Data section:
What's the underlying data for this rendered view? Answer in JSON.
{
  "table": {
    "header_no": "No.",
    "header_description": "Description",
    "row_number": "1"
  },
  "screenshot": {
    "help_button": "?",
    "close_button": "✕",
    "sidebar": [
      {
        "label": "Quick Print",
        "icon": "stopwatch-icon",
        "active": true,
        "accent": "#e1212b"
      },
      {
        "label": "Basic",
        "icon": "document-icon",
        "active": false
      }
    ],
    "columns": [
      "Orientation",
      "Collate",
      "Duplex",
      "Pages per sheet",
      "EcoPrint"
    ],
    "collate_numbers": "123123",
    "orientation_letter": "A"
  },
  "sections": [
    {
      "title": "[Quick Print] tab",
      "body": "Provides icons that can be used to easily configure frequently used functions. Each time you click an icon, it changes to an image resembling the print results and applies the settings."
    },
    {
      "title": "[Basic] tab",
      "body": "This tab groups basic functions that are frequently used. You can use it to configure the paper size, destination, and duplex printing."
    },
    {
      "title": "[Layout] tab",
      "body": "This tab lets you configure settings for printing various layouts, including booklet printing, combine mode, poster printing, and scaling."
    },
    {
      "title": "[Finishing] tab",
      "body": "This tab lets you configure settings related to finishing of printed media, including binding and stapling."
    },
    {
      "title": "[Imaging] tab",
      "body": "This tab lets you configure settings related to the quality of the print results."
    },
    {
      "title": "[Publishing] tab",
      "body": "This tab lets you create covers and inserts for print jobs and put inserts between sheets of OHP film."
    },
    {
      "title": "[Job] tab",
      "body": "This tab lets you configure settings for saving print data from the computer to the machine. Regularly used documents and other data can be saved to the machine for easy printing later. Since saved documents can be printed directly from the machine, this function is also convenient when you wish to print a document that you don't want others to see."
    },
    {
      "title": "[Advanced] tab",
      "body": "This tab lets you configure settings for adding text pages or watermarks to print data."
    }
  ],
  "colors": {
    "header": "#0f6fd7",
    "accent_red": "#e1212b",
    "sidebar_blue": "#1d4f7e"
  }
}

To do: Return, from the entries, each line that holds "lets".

Result of this exercise:
      "body": "This tab lets you configure settings for printing various layouts, including booklet printing, combine mode, poster printing, and scaling."
      "body": "This tab lets you configure settings related to finishing of printed media, including binding and stapling."
      "body": "This tab lets you configure settings related to the quality of the print results."
      "body": "This tab lets you create covers and inserts for print jobs and put inserts between sheets of OHP film."
      "body": "This tab lets you configure settings for saving print data from the computer to the machine. Regularly used documents and other data can be saved to the machine for easy printing later. Since saved documents can be printed directly from the machine, this function is also convenient when you wish to print a document that you don't want others to see."
      "body": "This tab lets you configure settings for adding text pages or watermarks to print data."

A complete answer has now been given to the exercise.